China’s Mr. Wu Keeps Talking
David Barboza of the New York Times profiles Wu Jinglian, a Chinese economist who made headlines in the past for his role in promoting market reform, and who is making headlines now for his criticism of China’s leadership.
Mr. Wu — who still holds a research post at an institute affiliated with the State Council, China’s cabinet — has white hair and an amiable face, and he appears frail. But his assessments are often harsh. In books, speeches, interviews and television appearances, he warns that conservative hardliners in the Communist Party have gained influence in the government and are trying to dismantle the market reforms he helped formulate.
He complains that business tycoons and corrupt officials have hijacked the economy and manipulated it for their own ends, a system he calls crony capitalism. He has even called on Beijing to establish a British-style democracy, arguing that political reform is inevitable.

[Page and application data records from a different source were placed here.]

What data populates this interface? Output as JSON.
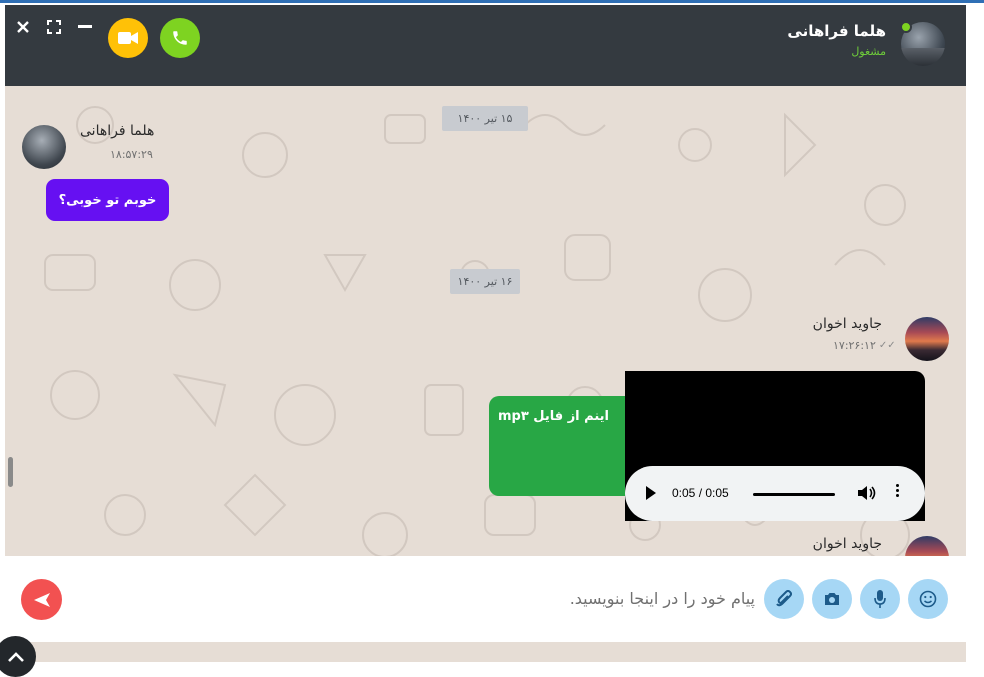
{
  "header": {
    "contact_name": "هلما فراهانی",
    "contact_status": "مشغول",
    "call_icon": "phone-icon",
    "video_icon": "video-camera-icon",
    "window_controls": [
      "close-icon",
      "expand-icon",
      "minimize-icon"
    ]
  },
  "messages": {
    "date_1": "۱۵ تیر ۱۴۰۰",
    "date_2": "۱۶ تیر ۱۴۰۰",
    "helma": {
      "sender": "هلما فراهانی",
      "time": "۱۸:۵۷:۲۹",
      "text": "خوبم تو خوبی؟"
    },
    "javid": {
      "sender": "جاوید اخوان",
      "time": "۱۷:۲۶:۱۲",
      "text": "اینم از فایل mp۳",
      "audio_time": "0:05 / 0:05"
    },
    "javid_next": {
      "sender": "جاوید اخوان"
    }
  },
  "composer": {
    "placeholder": "پیام خود را در اینجا بنویسید.",
    "tools": [
      "smile-icon",
      "microphone-icon",
      "camera-icon",
      "paperclip-icon"
    ],
    "send_icon": "send-icon"
  },
  "colors": {
    "header_bg": "#343a40",
    "chat_bg": "#e6ddd5",
    "online": "#7ed321",
    "call": "#7ed321",
    "video": "#ffc107",
    "purple_bubble": "#6610f2",
    "green_bubble": "#28a745",
    "tool_button": "#a6d7f5",
    "send_button": "#f25151"
  }
}
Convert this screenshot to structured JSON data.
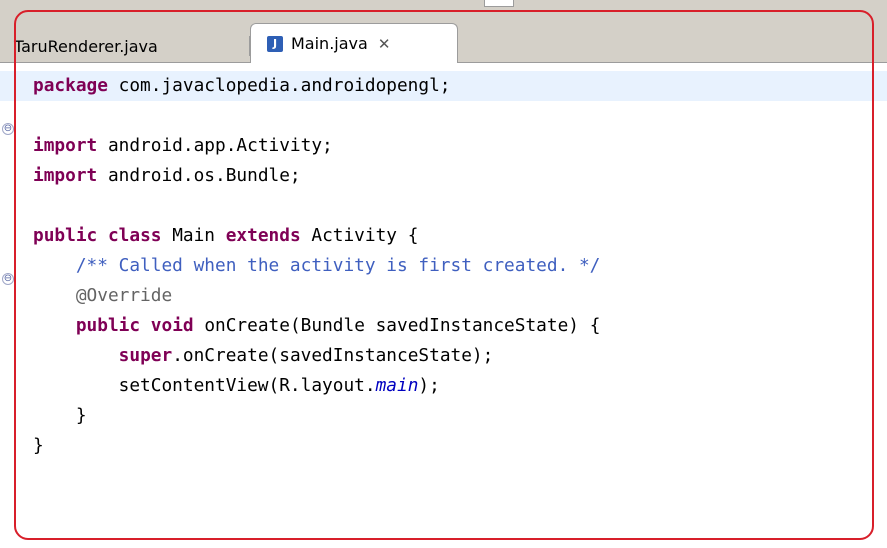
{
  "tabs": [
    {
      "label": "TaruRenderer.java",
      "active": false
    },
    {
      "label": "Main.java",
      "active": true,
      "icon": "java-file-icon",
      "close_icon": "close-icon",
      "close_glyph": "✕"
    }
  ],
  "editor": {
    "lines": [
      {
        "segments": [
          {
            "t": "package",
            "c": "kw"
          },
          {
            "t": " com.javaclopedia.androidopengl;",
            "c": ""
          }
        ],
        "current": true
      },
      {
        "segments": [
          {
            "t": "",
            "c": ""
          }
        ]
      },
      {
        "segments": [
          {
            "t": "import",
            "c": "kw"
          },
          {
            "t": " android.app.Activity;",
            "c": ""
          }
        ],
        "fold": true
      },
      {
        "segments": [
          {
            "t": "import",
            "c": "kw"
          },
          {
            "t": " android.os.Bundle;",
            "c": ""
          }
        ]
      },
      {
        "segments": [
          {
            "t": "",
            "c": ""
          }
        ]
      },
      {
        "segments": [
          {
            "t": "public",
            "c": "kw"
          },
          {
            "t": " ",
            "c": ""
          },
          {
            "t": "class",
            "c": "kw"
          },
          {
            "t": " Main ",
            "c": ""
          },
          {
            "t": "extends",
            "c": "kw"
          },
          {
            "t": " Activity {",
            "c": ""
          }
        ]
      },
      {
        "segments": [
          {
            "t": "    ",
            "c": ""
          },
          {
            "t": "/** Called when the activity is first created. */",
            "c": "cm"
          }
        ]
      },
      {
        "segments": [
          {
            "t": "    ",
            "c": ""
          },
          {
            "t": "@Override",
            "c": "an"
          }
        ],
        "fold": true
      },
      {
        "segments": [
          {
            "t": "    ",
            "c": ""
          },
          {
            "t": "public",
            "c": "kw"
          },
          {
            "t": " ",
            "c": ""
          },
          {
            "t": "void",
            "c": "kw"
          },
          {
            "t": " onCreate(Bundle savedInstanceState) {",
            "c": ""
          }
        ]
      },
      {
        "segments": [
          {
            "t": "        ",
            "c": ""
          },
          {
            "t": "super",
            "c": "kw"
          },
          {
            "t": ".onCreate(savedInstanceState);",
            "c": ""
          }
        ]
      },
      {
        "segments": [
          {
            "t": "        setContentView(R.layout.",
            "c": ""
          },
          {
            "t": "main",
            "c": "it"
          },
          {
            "t": ");",
            "c": ""
          }
        ]
      },
      {
        "segments": [
          {
            "t": "    }",
            "c": ""
          }
        ]
      },
      {
        "segments": [
          {
            "t": "}",
            "c": ""
          }
        ]
      }
    ]
  },
  "colors": {
    "keyword": "#7f0055",
    "comment": "#3f5fbf",
    "annotation": "#646464",
    "static_field": "#0000c0",
    "current_line": "#e8f2fe",
    "highlight_frame": "#d81f2a"
  }
}
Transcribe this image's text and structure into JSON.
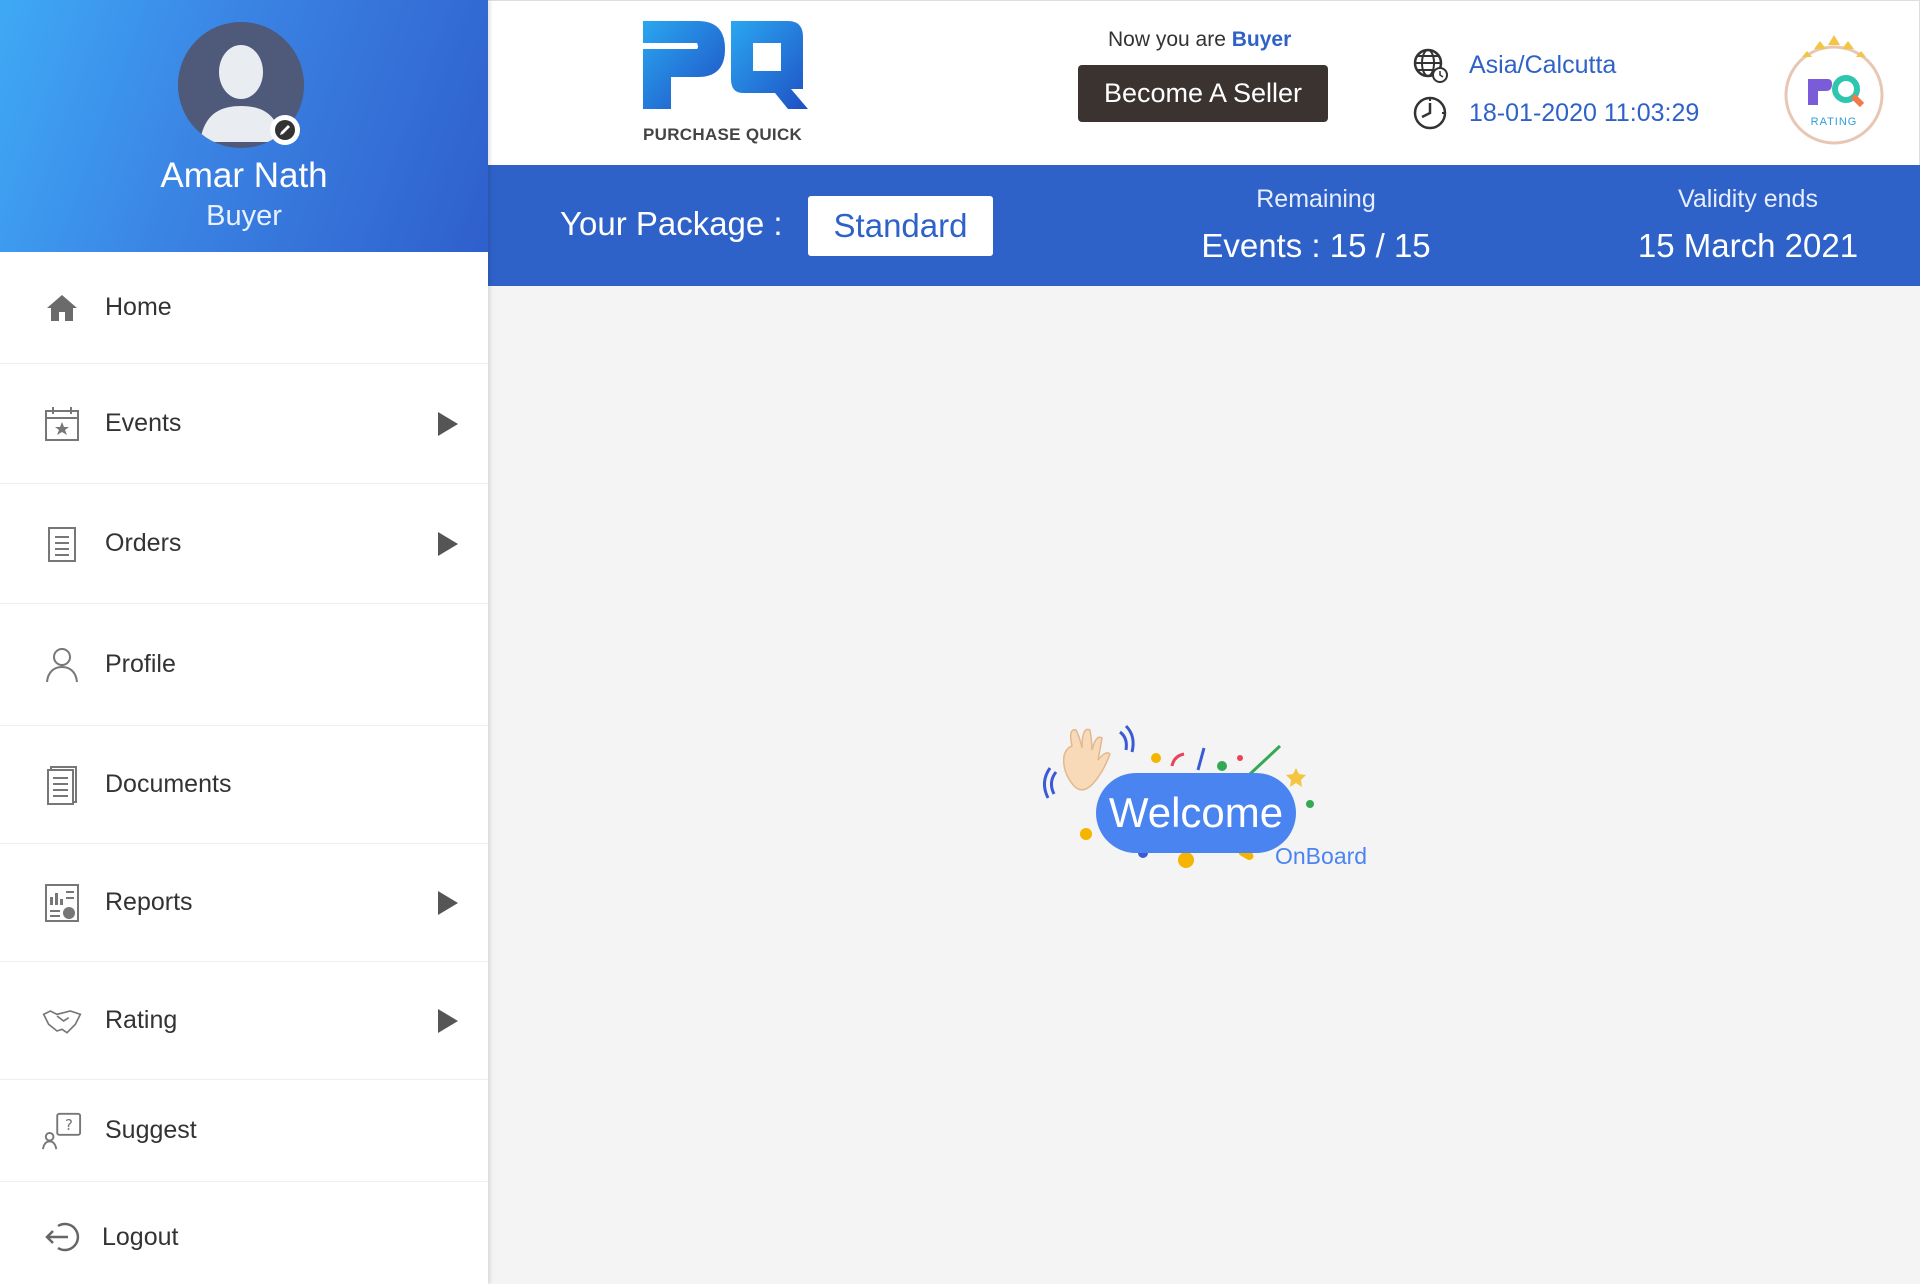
{
  "user": {
    "name": "Amar Nath",
    "role": "Buyer"
  },
  "sidebar": {
    "items": [
      {
        "label": "Home",
        "icon": "home-icon",
        "has_submenu": false
      },
      {
        "label": "Events",
        "icon": "calendar-star-icon",
        "has_submenu": true
      },
      {
        "label": "Orders",
        "icon": "clipboard-list-icon",
        "has_submenu": true
      },
      {
        "label": "Profile",
        "icon": "person-icon",
        "has_submenu": false
      },
      {
        "label": "Documents",
        "icon": "document-icon",
        "has_submenu": false
      },
      {
        "label": "Reports",
        "icon": "report-icon",
        "has_submenu": true
      },
      {
        "label": "Rating",
        "icon": "handshake-icon",
        "has_submenu": true
      },
      {
        "label": "Suggest",
        "icon": "suggest-question-icon",
        "has_submenu": false
      },
      {
        "label": "Logout",
        "icon": "logout-icon",
        "has_submenu": false
      }
    ]
  },
  "header": {
    "logo_text": "PURCHASE QUICK",
    "mode_prefix": "Now you are",
    "mode_role": "Buyer",
    "become_seller_label": "Become A Seller",
    "timezone": "Asia/Calcutta",
    "datetime": "18-01-2020 11:03:29",
    "rating_badge_text": "RATING"
  },
  "package": {
    "label": "Your Package :",
    "value": "Standard",
    "remaining_title": "Remaining",
    "remaining_value": "Events : 15 / 15",
    "validity_title": "Validity ends",
    "validity_value": "15 March 2021"
  },
  "welcome": {
    "title": "Welcome",
    "subtitle": "OnBoard"
  },
  "colors": {
    "primary": "#2f62c8",
    "button_dark": "#3a3330",
    "welcome_blue": "#4a84f0"
  }
}
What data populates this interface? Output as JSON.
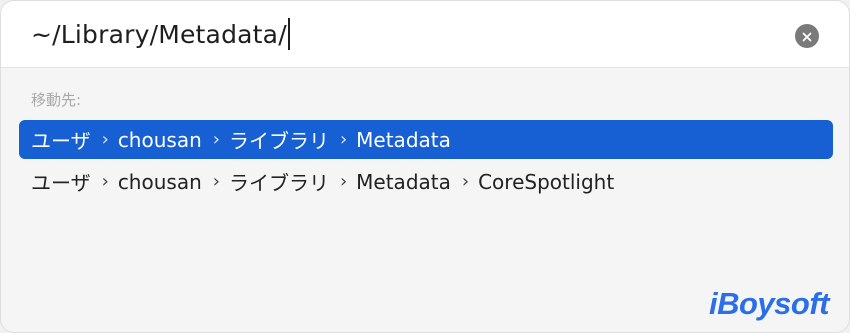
{
  "search": {
    "value": "~/Library/Metadata/"
  },
  "clear_button": {
    "icon": "xmark-circle-icon"
  },
  "results": {
    "section_label": "移動先:",
    "items": [
      {
        "selected": true,
        "crumbs": [
          "ユーザ",
          "chousan",
          "ライブラリ",
          "Metadata"
        ]
      },
      {
        "selected": false,
        "crumbs": [
          "ユーザ",
          "chousan",
          "ライブラリ",
          "Metadata",
          "CoreSpotlight"
        ]
      }
    ],
    "separator": "›"
  },
  "watermark": {
    "text": "iBoysoft"
  },
  "colors": {
    "selection": "#1660d4",
    "watermark": "#2a6fe6",
    "clear_button": "#7a7a7a"
  }
}
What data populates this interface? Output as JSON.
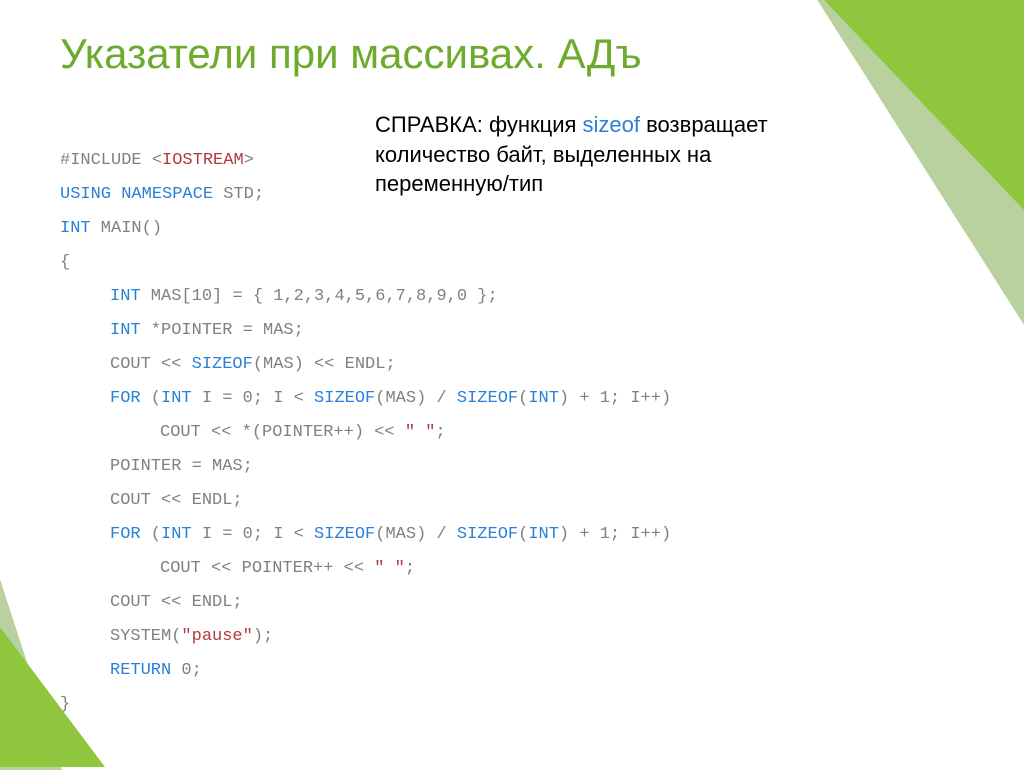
{
  "title": "Указатели при массивах. АДъ",
  "callout": {
    "label": "СПРАВКА: функция ",
    "kw": "sizeof",
    "rest": " возвращает количество байт, выделенных на переменную/тип"
  },
  "code": {
    "l1_a": "#INCLUDE <",
    "l1_b": "IOSTREAM",
    "l1_c": ">",
    "l2_a": "USING",
    "l2_b": " ",
    "l2_c": "NAMESPACE",
    "l2_d": " STD;",
    "l3_a": "INT",
    "l3_b": " MAIN()",
    "l4": "{",
    "l5_a": "INT",
    "l5_b": " MAS[10] = { 1,2,3,4,5,6,7,8,9,0 };",
    "l6_a": "INT",
    "l6_b": " *POINTER = MAS;",
    "l7_a": "COUT << ",
    "l7_b": "SIZEOF",
    "l7_c": "(MAS) << ENDL;",
    "l8_a": "FOR",
    "l8_b": " (",
    "l8_c": "INT",
    "l8_d": " I = 0; I < ",
    "l8_e": "SIZEOF",
    "l8_f": "(MAS) / ",
    "l8_g": "SIZEOF",
    "l8_h": "(",
    "l8_i": "INT",
    "l8_j": ") + 1; I++)",
    "l9_a": "COUT << *(POINTER++) << ",
    "l9_b": "\" \"",
    "l9_c": ";",
    "l10": "POINTER = MAS;",
    "l11": "COUT << ENDL;",
    "l12_a": "FOR",
    "l12_b": " (",
    "l12_c": "INT",
    "l12_d": " I = 0; I < ",
    "l12_e": "SIZEOF",
    "l12_f": "(MAS) / ",
    "l12_g": "SIZEOF",
    "l12_h": "(",
    "l12_i": "INT",
    "l12_j": ") + 1; I++)",
    "l13_a": "COUT << POINTER++ << ",
    "l13_b": "\" \"",
    "l13_c": ";",
    "l14": "COUT << ENDL;",
    "l15_a": "SYSTEM(",
    "l15_b": "\"pause\"",
    "l15_c": ");",
    "l16_a": "RETURN",
    "l16_b": " 0;",
    "l17": "}"
  }
}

Provocative statements have made him a kind of dissident economist here, and revealed the sharp debates behind the scenes, at the highest levels of the Communist Party, about the direction of China’s half-market, half-socialist economy.